Mir’s crew brought all systems back online after putting in a new main computer Tuesday, replacing the worn-out one after its third breakdown in three months.
The new computer allowed the Russian-U.S. crew on the accident-prone station to restore the gyroscopes, which keep the Mir pointed toward the sun - its source of power.
Russian space officials said they knew it was only a matter of time before the computer simply gave out. The cash-strapped Russian space program prefers to keep using equipment until it dies.
Mir’s crew reacted quickly when the computer failed Monday, said Vladimir Solovyov, chief of Mission Control, and those aboard never were in danger. The shutdown was less troublesome this time because the station was running closer to full power and its solar batteries were fully juiced.
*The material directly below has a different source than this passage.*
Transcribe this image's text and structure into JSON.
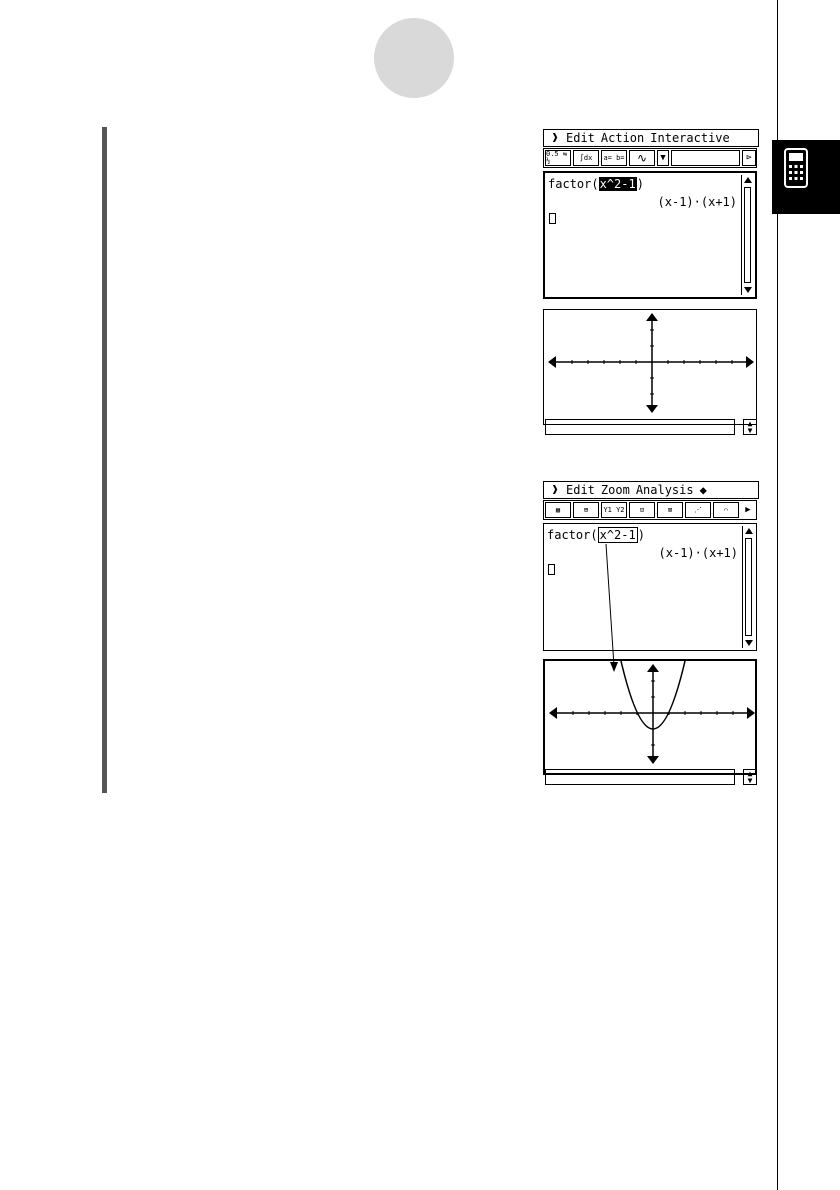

The station’s main computer first went down July 17, and officials said Tuesday that the flight engineer at the time - Alexander Lazutkin - has acknowledged accidentally unplugging it.